----- Material provided -----

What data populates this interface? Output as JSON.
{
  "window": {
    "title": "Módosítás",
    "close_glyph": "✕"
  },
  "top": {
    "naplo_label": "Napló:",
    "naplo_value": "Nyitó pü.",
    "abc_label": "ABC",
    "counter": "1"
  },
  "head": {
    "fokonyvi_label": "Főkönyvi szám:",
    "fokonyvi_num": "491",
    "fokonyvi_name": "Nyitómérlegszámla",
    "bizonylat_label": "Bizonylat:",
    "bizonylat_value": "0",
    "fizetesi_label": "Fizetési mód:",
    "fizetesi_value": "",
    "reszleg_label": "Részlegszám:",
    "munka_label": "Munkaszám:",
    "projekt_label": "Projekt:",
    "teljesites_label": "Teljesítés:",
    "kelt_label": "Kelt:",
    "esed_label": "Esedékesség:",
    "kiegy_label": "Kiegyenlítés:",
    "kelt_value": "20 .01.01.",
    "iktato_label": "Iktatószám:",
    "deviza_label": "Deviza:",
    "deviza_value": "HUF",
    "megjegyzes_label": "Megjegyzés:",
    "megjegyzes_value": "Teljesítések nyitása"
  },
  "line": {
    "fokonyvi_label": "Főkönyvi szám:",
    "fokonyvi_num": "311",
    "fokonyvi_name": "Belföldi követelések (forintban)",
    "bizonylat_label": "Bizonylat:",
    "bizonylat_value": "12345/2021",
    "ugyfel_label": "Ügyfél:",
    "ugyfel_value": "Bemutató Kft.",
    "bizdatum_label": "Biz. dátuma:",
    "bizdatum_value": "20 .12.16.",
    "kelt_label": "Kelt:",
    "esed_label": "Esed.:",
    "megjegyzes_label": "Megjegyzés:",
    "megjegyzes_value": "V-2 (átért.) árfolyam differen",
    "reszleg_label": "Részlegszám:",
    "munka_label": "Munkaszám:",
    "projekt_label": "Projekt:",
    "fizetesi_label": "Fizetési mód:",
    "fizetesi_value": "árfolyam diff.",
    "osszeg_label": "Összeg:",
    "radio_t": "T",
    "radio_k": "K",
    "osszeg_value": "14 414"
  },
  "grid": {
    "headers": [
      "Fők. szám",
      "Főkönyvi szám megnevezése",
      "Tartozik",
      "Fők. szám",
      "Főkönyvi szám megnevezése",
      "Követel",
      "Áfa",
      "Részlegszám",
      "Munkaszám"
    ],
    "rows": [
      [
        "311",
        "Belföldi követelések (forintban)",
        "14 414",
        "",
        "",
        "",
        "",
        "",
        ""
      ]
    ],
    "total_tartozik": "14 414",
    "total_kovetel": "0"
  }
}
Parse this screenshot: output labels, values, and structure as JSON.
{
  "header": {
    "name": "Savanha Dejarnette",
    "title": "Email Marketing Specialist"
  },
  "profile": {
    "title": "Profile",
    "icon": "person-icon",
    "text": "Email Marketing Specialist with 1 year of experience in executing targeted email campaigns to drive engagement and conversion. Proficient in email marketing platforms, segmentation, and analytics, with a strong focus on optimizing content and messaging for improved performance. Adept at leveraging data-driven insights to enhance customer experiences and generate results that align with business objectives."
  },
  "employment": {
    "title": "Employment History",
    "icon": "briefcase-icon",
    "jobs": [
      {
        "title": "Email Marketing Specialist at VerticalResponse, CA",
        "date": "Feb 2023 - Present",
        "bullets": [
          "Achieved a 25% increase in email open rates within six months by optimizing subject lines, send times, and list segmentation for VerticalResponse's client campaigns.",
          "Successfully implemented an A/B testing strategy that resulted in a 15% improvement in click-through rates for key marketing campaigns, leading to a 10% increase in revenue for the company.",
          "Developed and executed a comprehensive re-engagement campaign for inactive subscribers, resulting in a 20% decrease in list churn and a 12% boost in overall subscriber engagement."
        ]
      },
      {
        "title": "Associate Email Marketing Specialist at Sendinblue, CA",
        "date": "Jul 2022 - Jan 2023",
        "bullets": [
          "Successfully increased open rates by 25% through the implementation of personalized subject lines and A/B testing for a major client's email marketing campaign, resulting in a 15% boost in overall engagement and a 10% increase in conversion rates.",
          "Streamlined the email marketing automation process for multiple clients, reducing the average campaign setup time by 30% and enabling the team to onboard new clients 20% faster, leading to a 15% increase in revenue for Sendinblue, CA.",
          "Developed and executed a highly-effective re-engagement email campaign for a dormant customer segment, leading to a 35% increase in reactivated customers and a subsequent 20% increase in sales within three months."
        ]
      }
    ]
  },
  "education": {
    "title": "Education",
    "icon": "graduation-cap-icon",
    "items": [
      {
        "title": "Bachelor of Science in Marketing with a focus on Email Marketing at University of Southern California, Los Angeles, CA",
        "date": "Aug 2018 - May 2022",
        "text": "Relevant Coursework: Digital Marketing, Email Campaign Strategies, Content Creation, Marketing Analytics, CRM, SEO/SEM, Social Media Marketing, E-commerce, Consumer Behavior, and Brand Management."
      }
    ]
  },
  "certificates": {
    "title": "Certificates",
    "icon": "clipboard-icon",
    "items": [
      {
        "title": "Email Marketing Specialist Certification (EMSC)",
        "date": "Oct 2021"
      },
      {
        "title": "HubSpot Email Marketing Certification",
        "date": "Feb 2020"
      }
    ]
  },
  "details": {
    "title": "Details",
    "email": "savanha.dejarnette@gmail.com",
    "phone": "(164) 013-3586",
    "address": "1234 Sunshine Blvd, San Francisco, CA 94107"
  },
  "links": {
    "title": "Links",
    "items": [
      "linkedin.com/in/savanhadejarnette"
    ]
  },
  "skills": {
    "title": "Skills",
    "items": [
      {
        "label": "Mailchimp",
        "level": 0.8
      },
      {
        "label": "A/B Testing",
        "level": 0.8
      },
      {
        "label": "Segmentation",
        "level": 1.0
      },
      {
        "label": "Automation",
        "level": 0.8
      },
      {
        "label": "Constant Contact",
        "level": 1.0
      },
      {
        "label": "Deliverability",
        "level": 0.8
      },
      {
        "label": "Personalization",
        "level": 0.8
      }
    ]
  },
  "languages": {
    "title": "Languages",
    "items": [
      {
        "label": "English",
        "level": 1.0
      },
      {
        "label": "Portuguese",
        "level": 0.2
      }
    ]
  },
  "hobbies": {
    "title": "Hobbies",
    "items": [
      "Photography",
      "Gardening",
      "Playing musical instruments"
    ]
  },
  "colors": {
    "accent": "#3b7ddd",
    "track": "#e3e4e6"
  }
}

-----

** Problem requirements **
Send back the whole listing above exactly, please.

** Answer **
What data populates this interface? Output as JSON.
{
  "window": {
    "title": "Módosítás",
    "close_glyph": "✕"
  },
  "top": {
    "naplo_label": "Napló:",
    "naplo_value": "Nyitó pü.",
    "abc_label": "ABC",
    "counter": "1"
  },
  "head": {
    "fokonyvi_label": "Főkönyvi szám:",
    "fokonyvi_num": "491",
    "fokonyvi_name": "Nyitómérlegszámla",
    "bizonylat_label": "Bizonylat:",
    "bizonylat_value": "0",
    "fizetesi_label": "Fizetési mód:",
    "fizetesi_value": "",
    "reszleg_label": "Részlegszám:",
    "munka_label": "Munkaszám:",
    "projekt_label": "Projekt:",
    "teljesites_label": "Teljesítés:",
    "kelt_label": "Kelt:",
    "esed_label": "Esedékesség:",
    "kiegy_label": "Kiegyenlítés:",
    "kelt_value": "20 .01.01.",
    "iktato_label": "Iktatószám:",
    "deviza_label": "Deviza:",
    "deviza_value": "HUF",
    "megjegyzes_label": "Megjegyzés:",
    "megjegyzes_value": "Teljesítések nyitása"
  },
  "line": {
    "fokonyvi_label": "Főkönyvi szám:",
    "fokonyvi_num": "311",
    "fokonyvi_name": "Belföldi követelések (forintban)",
    "bizonylat_label": "Bizonylat:",
    "bizonylat_value": "12345/2021",
    "ugyfel_label": "Ügyfél:",
    "ugyfel_value": "Bemutató Kft.",
    "bizdatum_label": "Biz. dátuma:",
    "bizdatum_value": "20 .12.16.",
    "kelt_label": "Kelt:",
    "esed_label": "Esed.:",
    "megjegyzes_label": "Megjegyzés:",
    "megjegyzes_value": "V-2 (átért.) árfolyam differen",
    "reszleg_label": "Részlegszám:",
    "munka_label": "Munkaszám:",
    "projekt_label": "Projekt:",
    "fizetesi_label": "Fizetési mód:",
    "fizetesi_value": "árfolyam diff.",
    "osszeg_label": "Összeg:",
    "radio_t": "T",
    "radio_k": "K",
    "osszeg_value": "14 414"
  },
  "grid": {
    "headers": [
      "Fők. szám",
      "Főkönyvi szám megnevezése",
      "Tartozik",
      "Fők. szám",
      "Főkönyvi szám megnevezése",
      "Követel",
      "Áfa",
      "Részlegszám",
      "Munkaszám"
    ],
    "rows": [
      [
        "311",
        "Belföldi követelések (forintban)",
        "14 414",
        "",
        "",
        "",
        "",
        "",
        ""
      ]
    ],
    "total_tartozik": "14 414",
    "total_kovetel": "0"
  }
}
Parse this screenshot: output labels, values, and structure as JSON.
{
  "header": {
    "name": "Savanha Dejarnette",
    "title": "Email Marketing Specialist"
  },
  "profile": {
    "title": "Profile",
    "icon": "person-icon",
    "text": "Email Marketing Specialist with 1 year of experience in executing targeted email campaigns to drive engagement and conversion. Proficient in email marketing platforms, segmentation, and analytics, with a strong focus on optimizing content and messaging for improved performance. Adept at leveraging data-driven insights to enhance customer experiences and generate results that align with business objectives."
  },
  "employment": {
    "title": "Employment History",
    "icon": "briefcase-icon",
    "jobs": [
      {
        "title": "Email Marketing Specialist at VerticalResponse, CA",
        "date": "Feb 2023 - Present",
        "bullets": [
          "Achieved a 25% increase in email open rates within six months by optimizing subject lines, send times, and list segmentation for VerticalResponse's client campaigns.",
          "Successfully implemented an A/B testing strategy that resulted in a 15% improvement in click-through rates for key marketing campaigns, leading to a 10% increase in revenue for the company.",
          "Developed and executed a comprehensive re-engagement campaign for inactive subscribers, resulting in a 20% decrease in list churn and a 12% boost in overall subscriber engagement."
        ]
      },
      {
        "title": "Associate Email Marketing Specialist at Sendinblue, CA",
        "date": "Jul 2022 - Jan 2023",
        "bullets": [
          "Successfully increased open rates by 25% through the implementation of personalized subject lines and A/B testing for a major client's email marketing campaign, resulting in a 15% boost in overall engagement and a 10% increase in conversion rates.",
          "Streamlined the email marketing automation process for multiple clients, reducing the average campaign setup time by 30% and enabling the team to onboard new clients 20% faster, leading to a 15% increase in revenue for Sendinblue, CA.",
          "Developed and executed a highly-effective re-engagement email campaign for a dormant customer segment, leading to a 35% increase in reactivated customers and a subsequent 20% increase in sales within three months."
        ]
      }
    ]
  },
  "education": {
    "title": "Education",
    "icon": "graduation-cap-icon",
    "items": [
      {
        "title": "Bachelor of Science in Marketing with a focus on Email Marketing at University of Southern California, Los Angeles, CA",
        "date": "Aug 2018 - May 2022",
        "text": "Relevant Coursework: Digital Marketing, Email Campaign Strategies, Content Creation, Marketing Analytics, CRM, SEO/SEM, Social Media Marketing, E-commerce, Consumer Behavior, and Brand Management."
      }
    ]
  },
  "certificates": {
    "title": "Certificates",
    "icon": "clipboard-icon",
    "items": [
      {
        "title": "Email Marketing Specialist Certification (EMSC)",
        "date": "Oct 2021"
      },
      {
        "title": "HubSpot Email Marketing Certification",
        "date": "Feb 2020"
      }
    ]
  },
  "details": {
    "title": "Details",
    "email": "savanha.dejarnette@gmail.com",
    "phone": "(164) 013-3586",
    "address": "1234 Sunshine Blvd, San Francisco, CA 94107"
  },
  "links": {
    "title": "Links",
    "items": [
      "linkedin.com/in/savanhadejarnette"
    ]
  },
  "skills": {
    "title": "Skills",
    "items": [
      {
        "label": "Mailchimp",
        "level": 0.8
      },
      {
        "label": "A/B Testing",
        "level": 0.8
      },
      {
        "label": "Segmentation",
        "level": 1.0
      },
      {
        "label": "Automation",
        "level": 0.8
      },
      {
        "label": "Constant Contact",
        "level": 1.0
      },
      {
        "label": "Deliverability",
        "level": 0.8
      },
      {
        "label": "Personalization",
        "level": 0.8
      }
    ]
  },
  "languages": {
    "title": "Languages",
    "items": [
      {
        "label": "English",
        "level": 1.0
      },
      {
        "label": "Portuguese",
        "level": 0.2
      }
    ]
  },
  "hobbies": {
    "title": "Hobbies",
    "items": [
      "Photography",
      "Gardening",
      "Playing musical instruments"
    ]
  },
  "colors": {
    "accent": "#3b7ddd",
    "track": "#e3e4e6"
  }
}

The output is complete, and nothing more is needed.